* **HOW TO COMPLETE THIS TASK**
Within the listing below, how many lines include the string "Communication"? Reply with only the number.

* **EXTRACTED RECORDS**
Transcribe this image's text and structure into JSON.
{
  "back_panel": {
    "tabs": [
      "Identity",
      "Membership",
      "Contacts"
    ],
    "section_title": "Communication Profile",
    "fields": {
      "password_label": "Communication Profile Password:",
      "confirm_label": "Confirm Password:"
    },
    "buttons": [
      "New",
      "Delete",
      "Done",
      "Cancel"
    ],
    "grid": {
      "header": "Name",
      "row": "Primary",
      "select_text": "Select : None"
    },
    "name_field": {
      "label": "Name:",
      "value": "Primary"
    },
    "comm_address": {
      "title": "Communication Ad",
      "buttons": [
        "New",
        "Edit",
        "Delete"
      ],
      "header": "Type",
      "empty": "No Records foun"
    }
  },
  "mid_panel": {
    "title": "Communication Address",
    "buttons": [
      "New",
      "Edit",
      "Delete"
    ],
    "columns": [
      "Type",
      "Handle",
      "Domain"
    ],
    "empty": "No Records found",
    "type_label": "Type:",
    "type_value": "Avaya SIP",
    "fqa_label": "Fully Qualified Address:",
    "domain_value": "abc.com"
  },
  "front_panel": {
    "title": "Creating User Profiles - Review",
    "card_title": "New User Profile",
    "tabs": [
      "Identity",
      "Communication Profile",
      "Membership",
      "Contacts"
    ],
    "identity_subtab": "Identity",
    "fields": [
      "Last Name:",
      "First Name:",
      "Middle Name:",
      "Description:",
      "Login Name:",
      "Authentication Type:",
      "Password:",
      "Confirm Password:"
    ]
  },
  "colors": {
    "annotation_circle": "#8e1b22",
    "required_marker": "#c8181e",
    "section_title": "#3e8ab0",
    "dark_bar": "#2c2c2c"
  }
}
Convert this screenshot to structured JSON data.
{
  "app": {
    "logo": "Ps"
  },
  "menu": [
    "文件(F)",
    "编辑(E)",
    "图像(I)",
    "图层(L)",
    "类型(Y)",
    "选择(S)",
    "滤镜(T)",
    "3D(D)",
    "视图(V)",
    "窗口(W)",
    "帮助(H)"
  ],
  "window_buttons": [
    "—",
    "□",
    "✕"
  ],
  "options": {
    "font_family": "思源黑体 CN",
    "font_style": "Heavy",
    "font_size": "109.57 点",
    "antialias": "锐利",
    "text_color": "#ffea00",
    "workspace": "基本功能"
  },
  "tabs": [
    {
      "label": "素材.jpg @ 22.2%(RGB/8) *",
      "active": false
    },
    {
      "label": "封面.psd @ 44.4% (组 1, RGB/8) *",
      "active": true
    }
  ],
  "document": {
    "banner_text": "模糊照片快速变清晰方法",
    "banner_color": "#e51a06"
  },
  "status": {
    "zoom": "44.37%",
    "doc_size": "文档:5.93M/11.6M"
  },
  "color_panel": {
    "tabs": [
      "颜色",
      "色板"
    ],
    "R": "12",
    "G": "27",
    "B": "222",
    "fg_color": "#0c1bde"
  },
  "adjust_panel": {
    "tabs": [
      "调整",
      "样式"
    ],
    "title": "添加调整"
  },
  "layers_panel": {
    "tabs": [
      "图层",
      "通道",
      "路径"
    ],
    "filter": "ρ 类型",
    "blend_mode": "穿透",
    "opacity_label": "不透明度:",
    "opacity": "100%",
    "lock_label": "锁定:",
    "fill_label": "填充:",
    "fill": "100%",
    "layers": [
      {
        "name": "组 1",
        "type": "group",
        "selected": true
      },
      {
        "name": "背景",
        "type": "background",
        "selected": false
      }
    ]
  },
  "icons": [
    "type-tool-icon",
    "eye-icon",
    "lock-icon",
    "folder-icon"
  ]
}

* **RESULT OF THE TASK**
5